DATA IN THIS EXERCISE:
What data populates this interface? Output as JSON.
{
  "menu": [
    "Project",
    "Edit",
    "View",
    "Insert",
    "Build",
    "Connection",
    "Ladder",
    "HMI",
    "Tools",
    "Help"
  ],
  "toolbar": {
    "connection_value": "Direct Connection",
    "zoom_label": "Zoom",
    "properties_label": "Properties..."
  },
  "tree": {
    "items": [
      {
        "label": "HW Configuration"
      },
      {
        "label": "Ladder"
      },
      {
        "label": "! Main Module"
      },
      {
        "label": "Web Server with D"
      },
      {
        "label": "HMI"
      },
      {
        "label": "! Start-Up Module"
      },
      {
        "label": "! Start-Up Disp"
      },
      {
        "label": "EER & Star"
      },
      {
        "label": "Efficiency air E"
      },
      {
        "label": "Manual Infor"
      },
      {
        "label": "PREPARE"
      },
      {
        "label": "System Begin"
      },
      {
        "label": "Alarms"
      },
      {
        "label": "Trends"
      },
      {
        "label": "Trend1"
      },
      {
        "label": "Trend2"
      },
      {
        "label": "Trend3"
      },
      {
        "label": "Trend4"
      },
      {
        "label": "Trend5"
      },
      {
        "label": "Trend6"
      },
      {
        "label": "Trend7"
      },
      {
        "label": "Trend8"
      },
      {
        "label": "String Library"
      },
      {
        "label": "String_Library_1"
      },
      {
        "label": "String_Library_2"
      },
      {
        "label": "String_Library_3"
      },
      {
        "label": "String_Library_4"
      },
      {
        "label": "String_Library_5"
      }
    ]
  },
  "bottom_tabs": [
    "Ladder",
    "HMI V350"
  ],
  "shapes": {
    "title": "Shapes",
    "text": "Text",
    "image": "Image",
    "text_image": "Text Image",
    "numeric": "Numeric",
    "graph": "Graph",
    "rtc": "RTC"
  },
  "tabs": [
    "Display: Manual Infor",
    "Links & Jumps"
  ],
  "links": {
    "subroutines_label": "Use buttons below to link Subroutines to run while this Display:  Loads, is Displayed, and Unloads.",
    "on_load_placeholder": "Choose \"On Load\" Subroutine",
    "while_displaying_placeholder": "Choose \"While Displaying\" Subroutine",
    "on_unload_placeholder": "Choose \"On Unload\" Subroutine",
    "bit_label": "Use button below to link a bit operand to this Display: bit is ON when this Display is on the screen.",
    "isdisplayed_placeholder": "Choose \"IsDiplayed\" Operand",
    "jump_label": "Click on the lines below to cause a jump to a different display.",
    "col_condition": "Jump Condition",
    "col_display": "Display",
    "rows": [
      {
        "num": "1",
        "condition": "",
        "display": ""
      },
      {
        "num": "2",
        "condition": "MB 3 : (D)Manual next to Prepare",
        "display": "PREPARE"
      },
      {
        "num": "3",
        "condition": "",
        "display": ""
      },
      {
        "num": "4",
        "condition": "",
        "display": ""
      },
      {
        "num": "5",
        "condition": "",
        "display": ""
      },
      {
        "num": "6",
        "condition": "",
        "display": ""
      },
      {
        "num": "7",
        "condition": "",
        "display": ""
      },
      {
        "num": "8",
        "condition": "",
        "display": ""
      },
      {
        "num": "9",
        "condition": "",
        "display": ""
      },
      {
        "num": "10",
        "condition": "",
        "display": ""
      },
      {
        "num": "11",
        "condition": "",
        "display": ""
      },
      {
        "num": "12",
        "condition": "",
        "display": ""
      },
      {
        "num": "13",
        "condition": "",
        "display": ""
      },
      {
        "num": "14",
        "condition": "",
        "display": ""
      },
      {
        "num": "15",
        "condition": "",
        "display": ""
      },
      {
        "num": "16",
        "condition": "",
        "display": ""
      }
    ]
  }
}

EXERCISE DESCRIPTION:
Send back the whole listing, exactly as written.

SOLUTION:
What data populates this interface? Output as JSON.
{
  "menu": [
    "Project",
    "Edit",
    "View",
    "Insert",
    "Build",
    "Connection",
    "Ladder",
    "HMI",
    "Tools",
    "Help"
  ],
  "toolbar": {
    "connection_value": "Direct Connection",
    "zoom_label": "Zoom",
    "properties_label": "Properties..."
  },
  "tree": {
    "items": [
      {
        "label": "HW Configuration"
      },
      {
        "label": "Ladder"
      },
      {
        "label": "! Main Module"
      },
      {
        "label": "Web Server with D"
      },
      {
        "label": "HMI"
      },
      {
        "label": "! Start-Up Module"
      },
      {
        "label": "! Start-Up Disp"
      },
      {
        "label": "EER & Star"
      },
      {
        "label": "Efficiency air E"
      },
      {
        "label": "Manual Infor"
      },
      {
        "label": "PREPARE"
      },
      {
        "label": "System Begin"
      },
      {
        "label": "Alarms"
      },
      {
        "label": "Trends"
      },
      {
        "label": "Trend1"
      },
      {
        "label": "Trend2"
      },
      {
        "label": "Trend3"
      },
      {
        "label": "Trend4"
      },
      {
        "label": "Trend5"
      },
      {
        "label": "Trend6"
      },
      {
        "label": "Trend7"
      },
      {
        "label": "Trend8"
      },
      {
        "label": "String Library"
      },
      {
        "label": "String_Library_1"
      },
      {
        "label": "String_Library_2"
      },
      {
        "label": "String_Library_3"
      },
      {
        "label": "String_Library_4"
      },
      {
        "label": "String_Library_5"
      }
    ]
  },
  "bottom_tabs": [
    "Ladder",
    "HMI V350"
  ],
  "shapes": {
    "title": "Shapes",
    "text": "Text",
    "image": "Image",
    "text_image": "Text Image",
    "numeric": "Numeric",
    "graph": "Graph",
    "rtc": "RTC"
  },
  "tabs": [
    "Display: Manual Infor",
    "Links & Jumps"
  ],
  "links": {
    "subroutines_label": "Use buttons below to link Subroutines to run while this Display:  Loads, is Displayed, and Unloads.",
    "on_load_placeholder": "Choose \"On Load\" Subroutine",
    "while_displaying_placeholder": "Choose \"While Displaying\" Subroutine",
    "on_unload_placeholder": "Choose \"On Unload\" Subroutine",
    "bit_label": "Use button below to link a bit operand to this Display: bit is ON when this Display is on the screen.",
    "isdisplayed_placeholder": "Choose \"IsDiplayed\" Operand",
    "jump_label": "Click on the lines below to cause a jump to a different display.",
    "col_condition": "Jump Condition",
    "col_display": "Display",
    "rows": [
      {
        "num": "1",
        "condition": "",
        "display": ""
      },
      {
        "num": "2",
        "condition": "MB 3 : (D)Manual next to Prepare",
        "display": "PREPARE"
      },
      {
        "num": "3",
        "condition": "",
        "display": ""
      },
      {
        "num": "4",
        "condition": "",
        "display": ""
      },
      {
        "num": "5",
        "condition": "",
        "display": ""
      },
      {
        "num": "6",
        "condition": "",
        "display": ""
      },
      {
        "num": "7",
        "condition": "",
        "display": ""
      },
      {
        "num": "8",
        "condition": "",
        "display": ""
      },
      {
        "num": "9",
        "condition": "",
        "display": ""
      },
      {
        "num": "10",
        "condition": "",
        "display": ""
      },
      {
        "num": "11",
        "condition": "",
        "display": ""
      },
      {
        "num": "12",
        "condition": "",
        "display": ""
      },
      {
        "num": "13",
        "condition": "",
        "display": ""
      },
      {
        "num": "14",
        "condition": "",
        "display": ""
      },
      {
        "num": "15",
        "condition": "",
        "display": ""
      },
      {
        "num": "16",
        "condition": "",
        "display": ""
      }
    ]
  }
}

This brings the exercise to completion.